Unless, of course, you haven’t a romantic bone in your body ... which obviously was the case with the two insufferably rude women sitting nearby during Tuesday evening’s preview screening, who giggled derisively during the film’s entire second half. I get it: This is syrupy soap opera stuff, so if that ain’t your bag, don’t buy a ticket. Let the rest of us dreamy suckers enjoy it in peace.
At unexpected moments, and granted just the right camera angle by cinematographer David Tattersall, Eastwood looks and sounds spookily like his old man, during his younger days. It’s uncanny, at times, and this younger Eastwood takes full advantage of the heart-melting smile and luminescent gaze that seem his birthright.

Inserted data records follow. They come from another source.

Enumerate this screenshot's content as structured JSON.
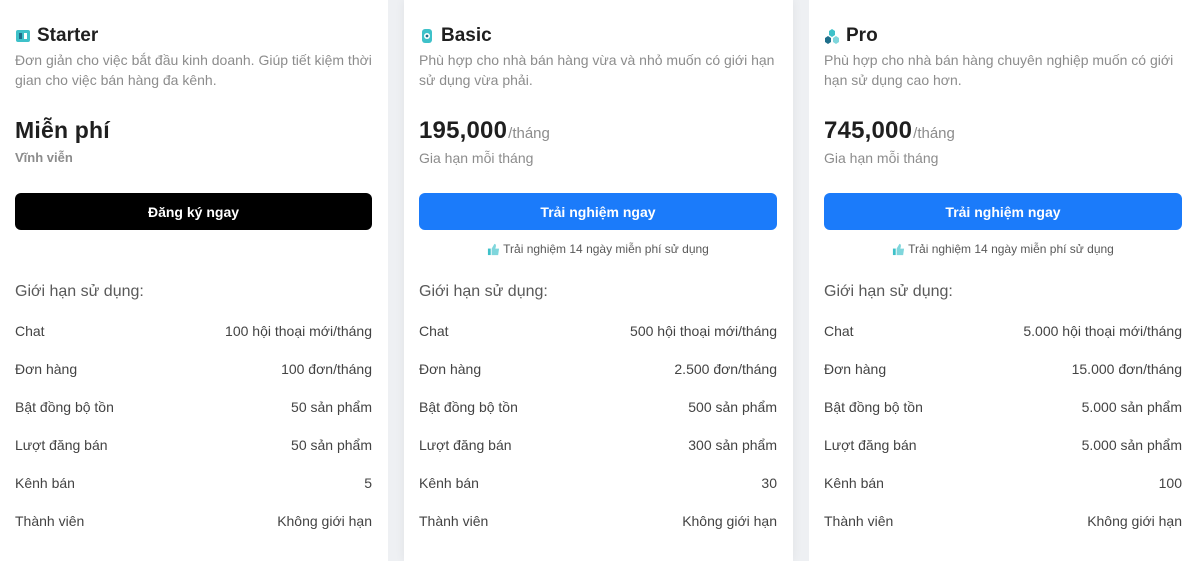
{
  "plans": [
    {
      "name": "Starter",
      "icon": "starter-shield-icon",
      "description": "Đơn giản cho việc bắt đầu kinh doanh. Giúp tiết kiệm thời gian cho việc bán hàng đa kênh.",
      "price": "Miễn phí",
      "per": "",
      "period": "Vĩnh viễn",
      "cta": "Đăng ký ngay",
      "trial_note": "",
      "limits_title": "Giới hạn sử dụng:",
      "limits": [
        {
          "label": "Chat",
          "value": "100 hội thoại mới/tháng"
        },
        {
          "label": "Đơn hàng",
          "value": "100 đơn/tháng"
        },
        {
          "label": "Bật đồng bộ tồn",
          "value": "50 sản phẩm"
        },
        {
          "label": "Lượt đăng bán",
          "value": "50 sản phẩm"
        },
        {
          "label": "Kênh bán",
          "value": "5"
        },
        {
          "label": "Thành viên",
          "value": "Không giới hạn"
        }
      ]
    },
    {
      "name": "Basic",
      "icon": "basic-lock-icon",
      "description": "Phù hợp cho nhà bán hàng vừa và nhỏ muốn có giới hạn sử dụng vừa phải.",
      "price": "195,000",
      "per": "/tháng",
      "period": "Gia hạn mỗi tháng",
      "cta": "Trải nghiệm ngay",
      "trial_note": "Trải nghiệm 14 ngày miễn phí sử dụng",
      "limits_title": "Giới hạn sử dụng:",
      "limits": [
        {
          "label": "Chat",
          "value": "500 hội thoại mới/tháng"
        },
        {
          "label": "Đơn hàng",
          "value": "2.500 đơn/tháng"
        },
        {
          "label": "Bật đồng bộ tồn",
          "value": "500 sản phẩm"
        },
        {
          "label": "Lượt đăng bán",
          "value": "300 sản phẩm"
        },
        {
          "label": "Kênh bán",
          "value": "30"
        },
        {
          "label": "Thành viên",
          "value": "Không giới hạn"
        }
      ]
    },
    {
      "name": "Pro",
      "icon": "pro-cubes-icon",
      "description": "Phù hợp cho nhà bán hàng chuyên nghiệp muốn có giới hạn sử dụng cao hơn.",
      "price": "745,000",
      "per": "/tháng",
      "period": "Gia hạn mỗi tháng",
      "cta": "Trải nghiệm ngay",
      "trial_note": "Trải nghiệm 14 ngày miễn phí sử dụng",
      "limits_title": "Giới hạn sử dụng:",
      "limits": [
        {
          "label": "Chat",
          "value": "5.000 hội thoại mới/tháng"
        },
        {
          "label": "Đơn hàng",
          "value": "15.000 đơn/tháng"
        },
        {
          "label": "Bật đồng bộ tồn",
          "value": "5.000 sản phẩm"
        },
        {
          "label": "Lượt đăng bán",
          "value": "5.000 sản phẩm"
        },
        {
          "label": "Kênh bán",
          "value": "100"
        },
        {
          "label": "Thành viên",
          "value": "Không giới hạn"
        }
      ]
    }
  ],
  "colors": {
    "accent_blue": "#1b7bfa",
    "starter_cta": "#000000",
    "icon_teal": "#3ec1c9"
  }
}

The bonus is that he’s a more expressive actor than Clint, if only by a slight margin ... but I’ve no doubt Scott could become a star, given careful judgment of future roles.
The extraordinarily busy Robertson has parlayed considerable television work (most recently the adaptation of Stephen King’s Under the Dome) and big-screen supporting roles into some recent starring vehicles; between this and her high-profile turn in Tomorrowland, due in late May, she’s certain to make this year’s “promising young starlet” lists.
She’s just right here, giving Sophia an initially reserved, bookish wariness that melts persuasively as she throws herself, wholeheartedly and with the ill-advised impetuousness of young love, into this relationship with Luke.
The bull-riding footage is impressive, its authenticity overseen by the film’s association with Professional Bull Riders, with additional heft supplied by cameo appearances from a few PBR world champions. Tattersall and editor Jason Ballantine do impressive work with the riding sequences, which look realistically dangerous ... particularly when it comes to a dread alpha-alpha bull dubbed Rango.